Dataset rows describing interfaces
____

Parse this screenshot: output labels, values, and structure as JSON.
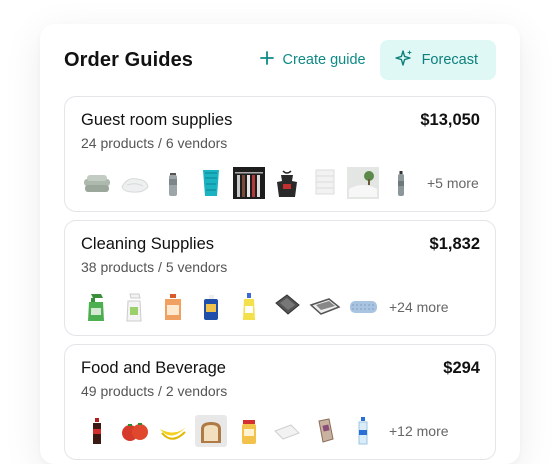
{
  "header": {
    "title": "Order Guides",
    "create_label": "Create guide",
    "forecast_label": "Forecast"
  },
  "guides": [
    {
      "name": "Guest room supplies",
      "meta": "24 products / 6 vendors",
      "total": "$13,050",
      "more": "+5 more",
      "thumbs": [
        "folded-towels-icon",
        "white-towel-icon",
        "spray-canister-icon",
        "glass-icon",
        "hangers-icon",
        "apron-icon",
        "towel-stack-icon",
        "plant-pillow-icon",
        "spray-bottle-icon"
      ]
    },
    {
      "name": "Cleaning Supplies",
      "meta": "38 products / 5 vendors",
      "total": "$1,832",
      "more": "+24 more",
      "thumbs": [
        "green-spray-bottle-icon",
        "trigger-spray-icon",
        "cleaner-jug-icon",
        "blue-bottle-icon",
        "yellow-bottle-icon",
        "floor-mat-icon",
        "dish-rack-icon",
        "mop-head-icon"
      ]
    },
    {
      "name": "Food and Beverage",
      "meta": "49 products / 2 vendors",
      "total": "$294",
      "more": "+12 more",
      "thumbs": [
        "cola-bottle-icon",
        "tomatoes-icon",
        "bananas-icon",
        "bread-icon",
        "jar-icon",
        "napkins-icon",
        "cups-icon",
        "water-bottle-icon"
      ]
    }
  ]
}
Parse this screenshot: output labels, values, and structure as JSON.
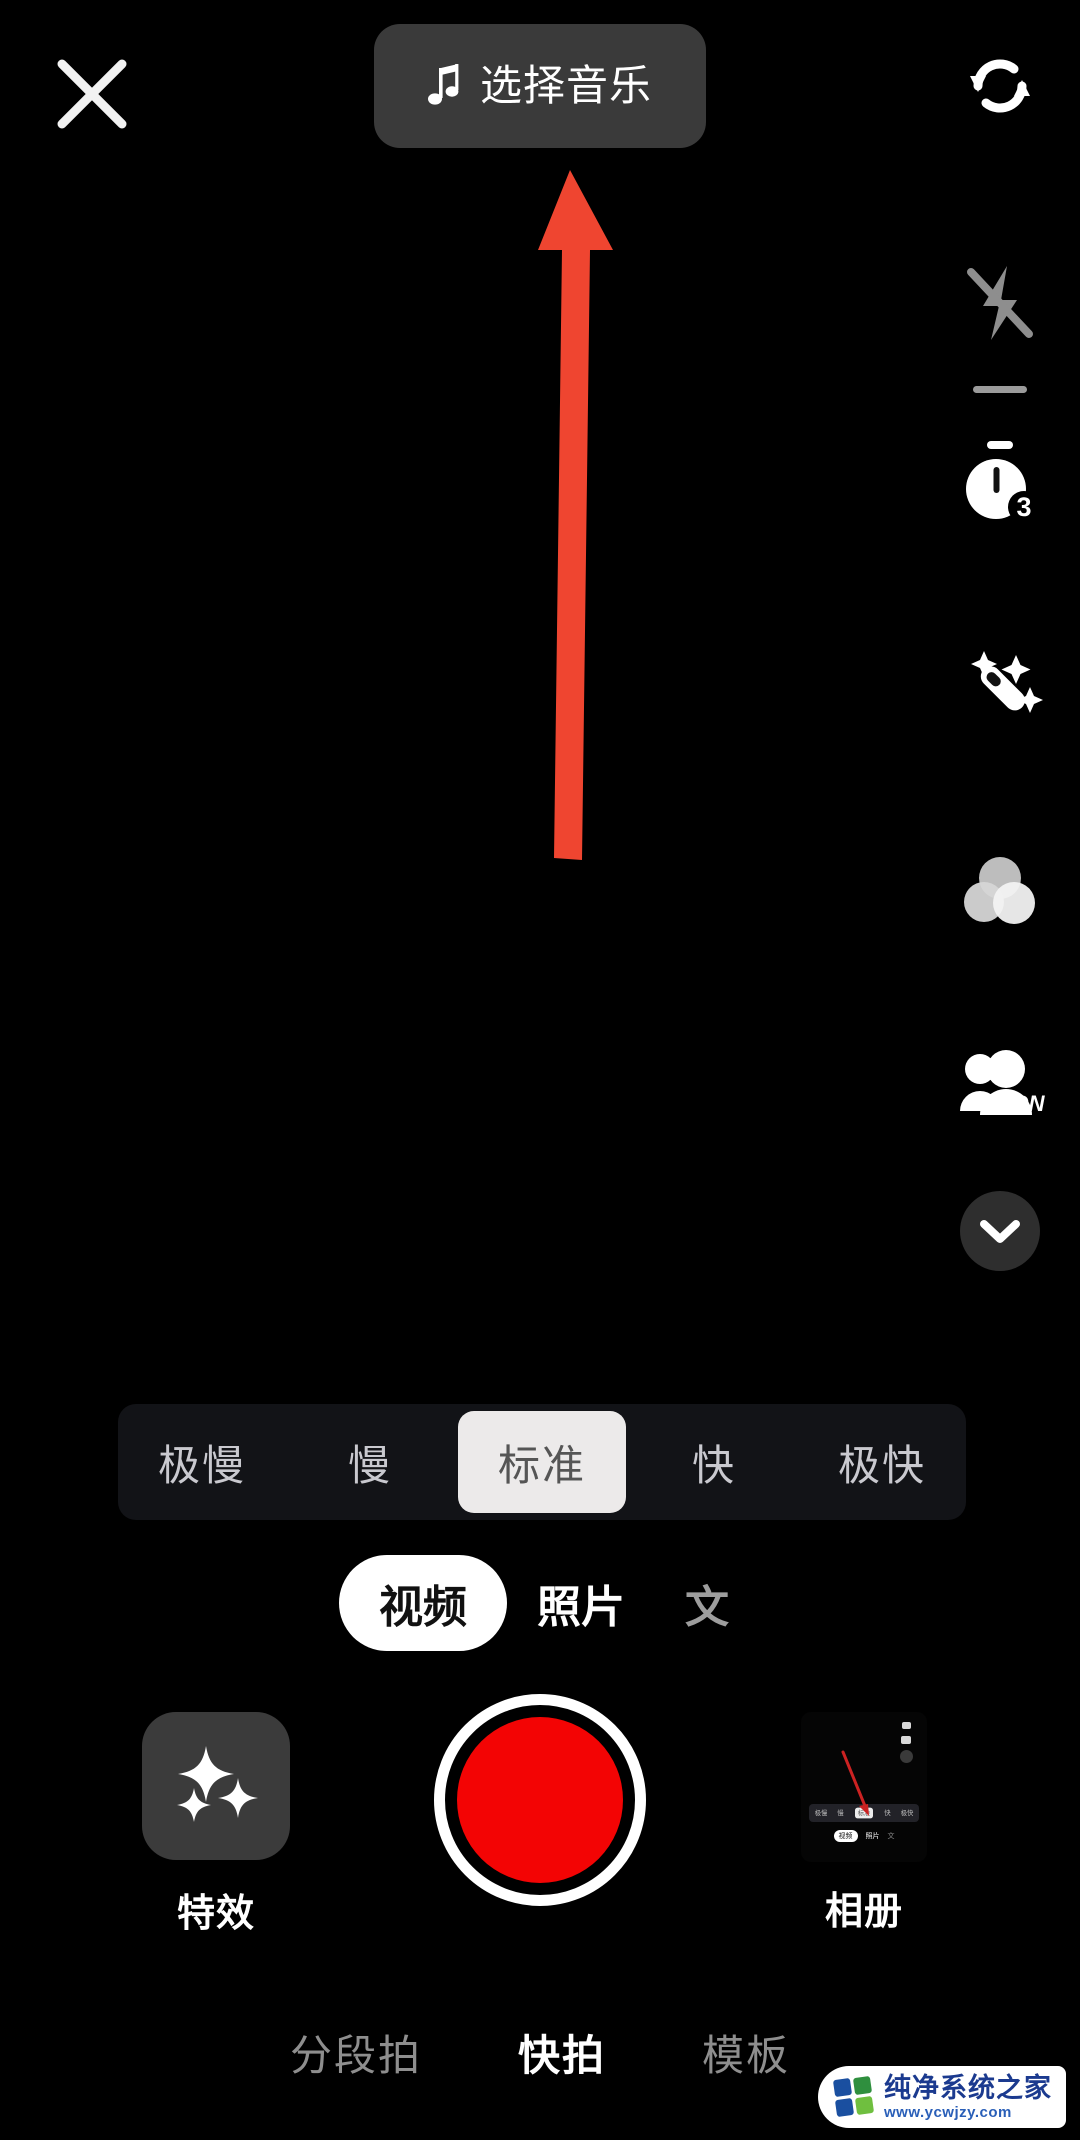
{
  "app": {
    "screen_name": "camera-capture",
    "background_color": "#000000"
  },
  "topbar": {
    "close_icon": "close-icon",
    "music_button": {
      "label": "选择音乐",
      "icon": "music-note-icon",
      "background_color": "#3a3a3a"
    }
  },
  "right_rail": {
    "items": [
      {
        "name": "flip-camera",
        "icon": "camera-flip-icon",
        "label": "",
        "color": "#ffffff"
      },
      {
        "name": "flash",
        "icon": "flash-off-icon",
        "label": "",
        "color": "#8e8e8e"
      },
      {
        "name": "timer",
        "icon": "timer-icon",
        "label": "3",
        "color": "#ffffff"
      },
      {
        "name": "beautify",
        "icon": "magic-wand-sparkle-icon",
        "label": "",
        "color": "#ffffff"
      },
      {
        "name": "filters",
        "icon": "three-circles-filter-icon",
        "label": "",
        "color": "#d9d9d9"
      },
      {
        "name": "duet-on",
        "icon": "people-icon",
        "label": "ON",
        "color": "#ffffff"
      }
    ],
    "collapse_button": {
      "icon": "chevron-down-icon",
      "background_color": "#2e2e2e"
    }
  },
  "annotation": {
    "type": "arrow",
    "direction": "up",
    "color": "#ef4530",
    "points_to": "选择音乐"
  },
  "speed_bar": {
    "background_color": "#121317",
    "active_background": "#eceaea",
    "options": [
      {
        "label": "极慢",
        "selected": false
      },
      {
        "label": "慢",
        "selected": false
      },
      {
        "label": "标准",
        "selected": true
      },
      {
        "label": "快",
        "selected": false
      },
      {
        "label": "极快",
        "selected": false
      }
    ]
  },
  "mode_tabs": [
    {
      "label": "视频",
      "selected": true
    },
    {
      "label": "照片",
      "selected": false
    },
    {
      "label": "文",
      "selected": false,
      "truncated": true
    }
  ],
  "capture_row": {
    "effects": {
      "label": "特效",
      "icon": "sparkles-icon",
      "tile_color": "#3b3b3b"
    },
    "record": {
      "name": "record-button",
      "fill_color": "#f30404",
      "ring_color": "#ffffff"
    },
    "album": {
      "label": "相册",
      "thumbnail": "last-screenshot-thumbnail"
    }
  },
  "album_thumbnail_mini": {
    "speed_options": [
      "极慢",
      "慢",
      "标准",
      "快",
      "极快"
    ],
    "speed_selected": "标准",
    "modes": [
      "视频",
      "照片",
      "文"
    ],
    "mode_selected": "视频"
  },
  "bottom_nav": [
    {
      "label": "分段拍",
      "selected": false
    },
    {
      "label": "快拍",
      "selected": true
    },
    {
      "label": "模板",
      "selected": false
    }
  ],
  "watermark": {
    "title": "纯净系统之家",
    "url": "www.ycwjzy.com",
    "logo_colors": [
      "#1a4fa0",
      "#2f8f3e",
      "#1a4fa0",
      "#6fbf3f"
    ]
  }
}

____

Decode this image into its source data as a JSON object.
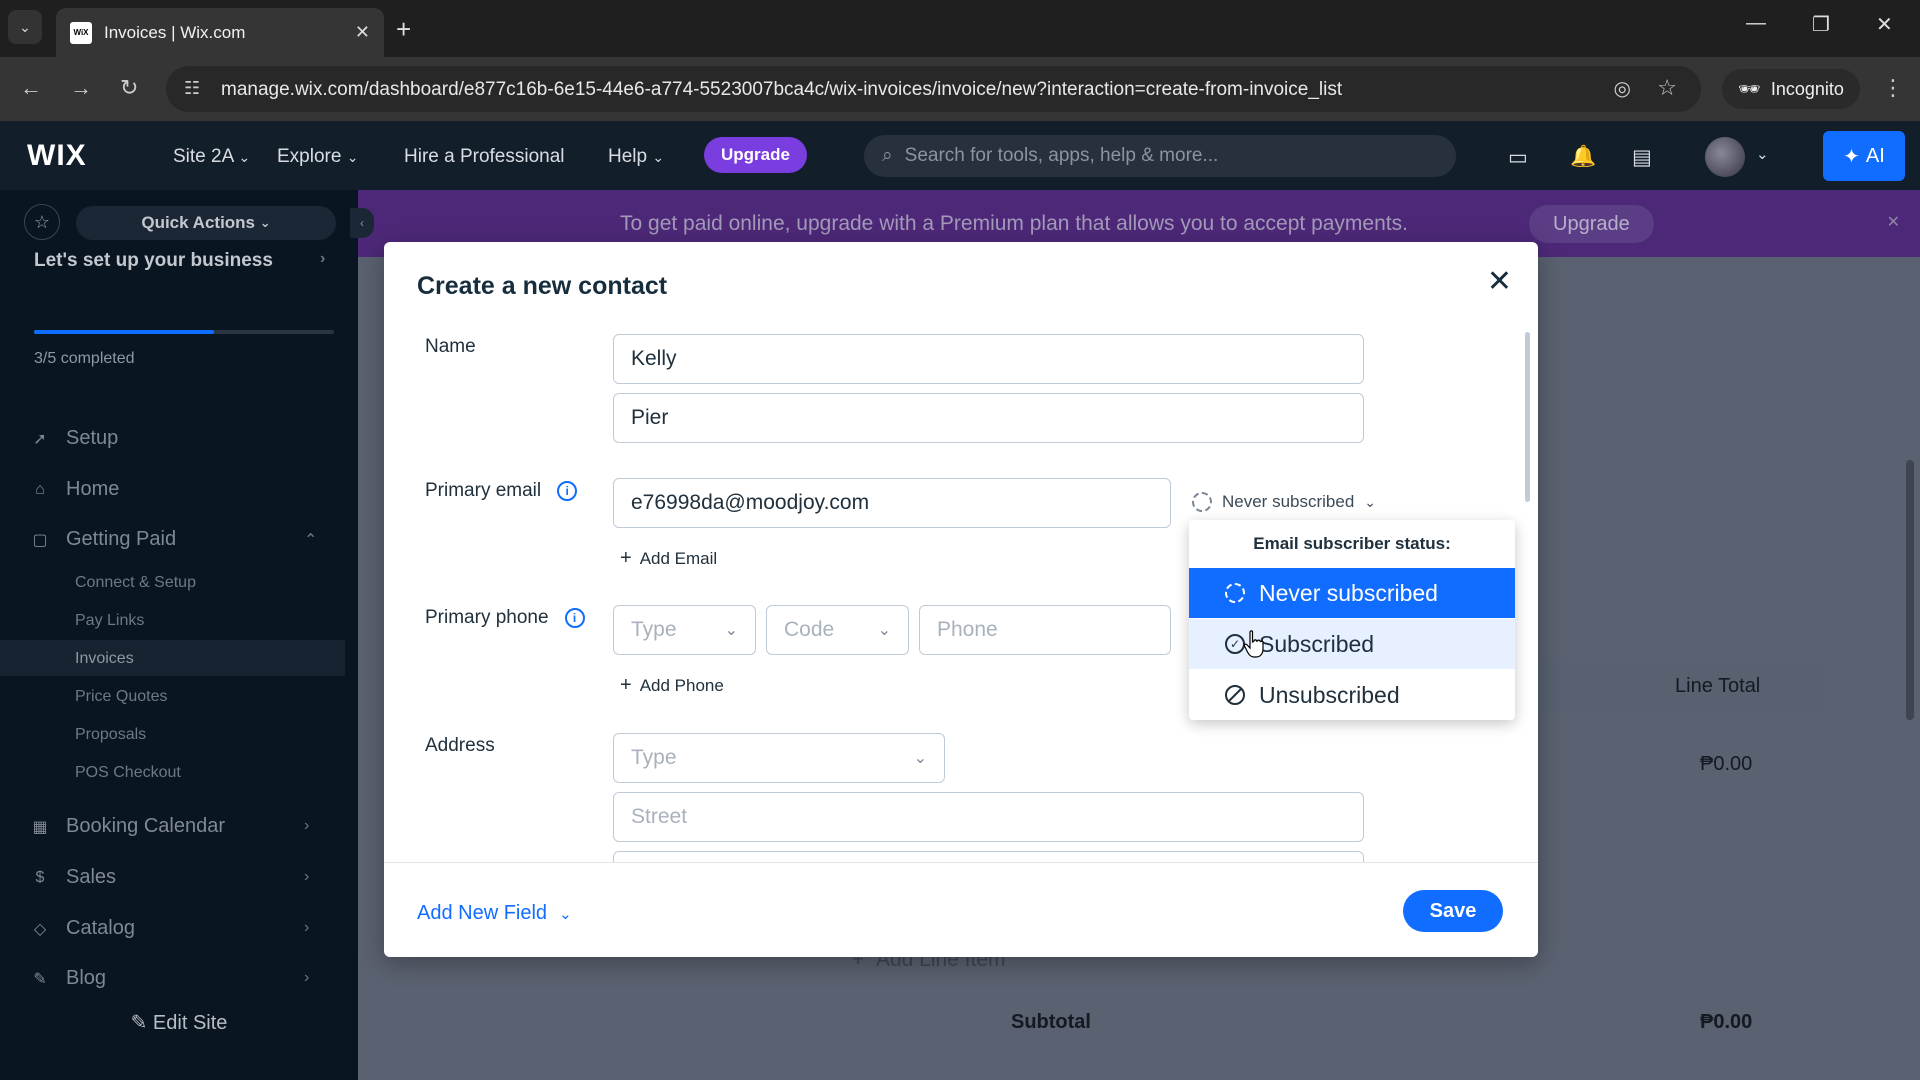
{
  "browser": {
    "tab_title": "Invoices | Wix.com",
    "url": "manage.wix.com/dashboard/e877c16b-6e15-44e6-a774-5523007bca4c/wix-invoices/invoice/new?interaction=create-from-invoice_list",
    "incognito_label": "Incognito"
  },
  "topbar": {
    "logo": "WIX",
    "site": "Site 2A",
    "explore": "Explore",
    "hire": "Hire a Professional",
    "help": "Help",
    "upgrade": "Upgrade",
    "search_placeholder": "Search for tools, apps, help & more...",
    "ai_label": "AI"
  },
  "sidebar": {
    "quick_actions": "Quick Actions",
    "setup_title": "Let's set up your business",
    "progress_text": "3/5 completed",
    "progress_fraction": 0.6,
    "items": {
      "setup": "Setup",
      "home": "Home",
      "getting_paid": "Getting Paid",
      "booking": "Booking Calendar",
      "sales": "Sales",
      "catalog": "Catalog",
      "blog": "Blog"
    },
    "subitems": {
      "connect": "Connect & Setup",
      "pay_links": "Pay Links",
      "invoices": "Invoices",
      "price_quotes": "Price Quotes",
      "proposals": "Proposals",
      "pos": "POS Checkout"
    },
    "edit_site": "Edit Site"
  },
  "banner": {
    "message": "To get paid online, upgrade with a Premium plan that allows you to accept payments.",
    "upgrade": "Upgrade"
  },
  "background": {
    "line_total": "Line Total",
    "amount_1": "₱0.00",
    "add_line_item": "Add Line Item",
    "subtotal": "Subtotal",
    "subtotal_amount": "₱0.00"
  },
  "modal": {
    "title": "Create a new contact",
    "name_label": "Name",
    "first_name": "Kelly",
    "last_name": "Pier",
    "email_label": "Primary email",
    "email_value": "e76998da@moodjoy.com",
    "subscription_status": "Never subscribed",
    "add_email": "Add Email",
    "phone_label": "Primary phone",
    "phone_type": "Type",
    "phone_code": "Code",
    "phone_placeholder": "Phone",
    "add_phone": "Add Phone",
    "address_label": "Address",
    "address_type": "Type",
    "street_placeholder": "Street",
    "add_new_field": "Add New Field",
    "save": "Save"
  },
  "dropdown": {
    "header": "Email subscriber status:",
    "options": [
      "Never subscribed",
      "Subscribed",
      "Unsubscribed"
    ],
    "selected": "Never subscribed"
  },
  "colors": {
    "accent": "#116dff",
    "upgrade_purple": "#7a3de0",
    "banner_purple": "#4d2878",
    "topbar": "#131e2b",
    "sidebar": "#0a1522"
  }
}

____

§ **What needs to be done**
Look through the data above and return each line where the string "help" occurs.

§ **Exercise result**
    "help": "Help",
    "search_placeholder": "Search for tools, apps, help & more...",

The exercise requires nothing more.